The findings showed that, of the 108 gang members surveyed, courtesy of a press release:
- 85.8 per cent had an antisocial personality disorder;
- Two-thirds were alcohol dependent;
- 25.1 per cent screened positive for psychosis;
- More than half (57.4 per cent) were drug dependent;
- Around a third (34.2 per cent) had attempted suicide; and
- More than half (58.9 per cent) had an anxiety disorder.
"No research has previously investigated whether gang violence is related to psychiatric illness, other than substance misuse, or if it places a burden on mental health services," said Professor Jeremy Coid, Director of Forensic Psychiatry Research Unit at Queen Mary, and lead author of the paper, via the release. "It is probable that, among gang members, high levels of anxiety disorder and psychosis were explained by post-traumatic stress disorder (PTSD), the most frequent psychiatric outcome of exposure to violence. However this could only partly explain the high prevalence of psychosis, which warrants further investigation.
"With street gangs becoming increasingly evident in UK cities, membership should be routinely assessed in young men presenting to healthcare services with psychiatric illness in urban areas with high levels of gang activity."
Study authors said they believe that higher rates of attempted suicide among gang members may be associated with other psychiatric illnesses, including the notion that impulsive violence may not just be directed outwardly, but inwardly as well.

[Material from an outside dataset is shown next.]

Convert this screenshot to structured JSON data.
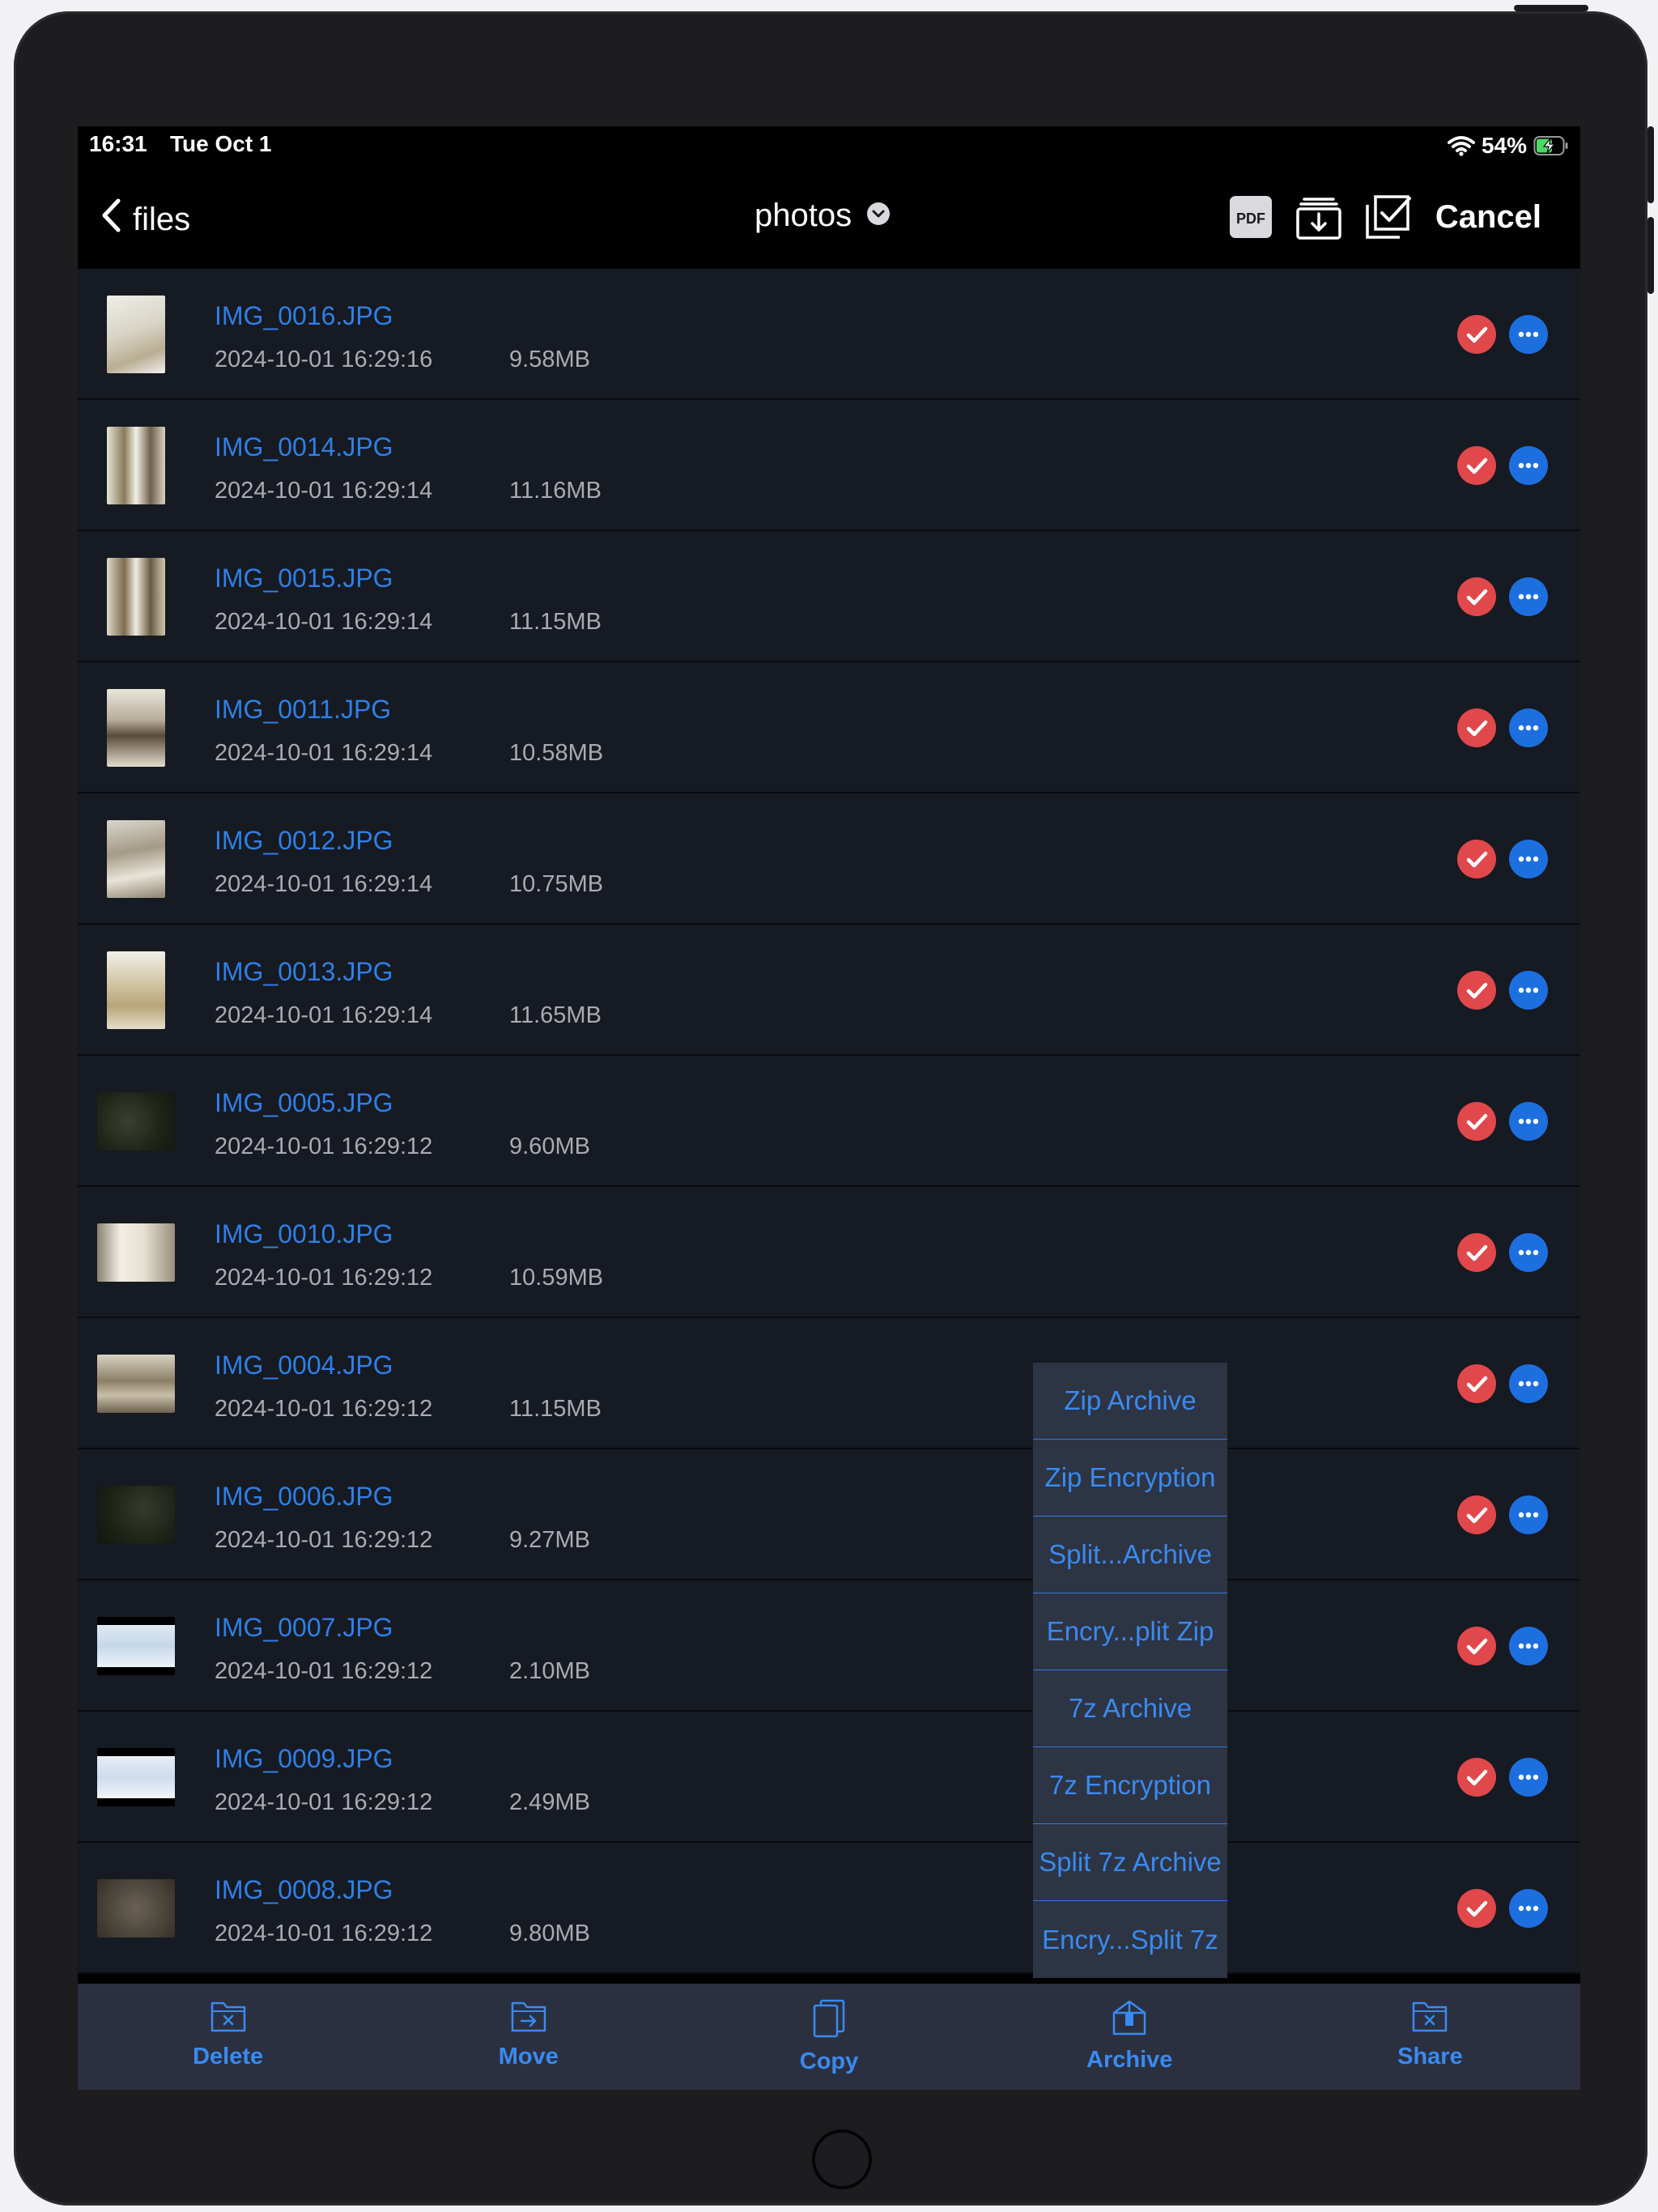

More information regarding the study can be found in the American Journal of Psychiatry.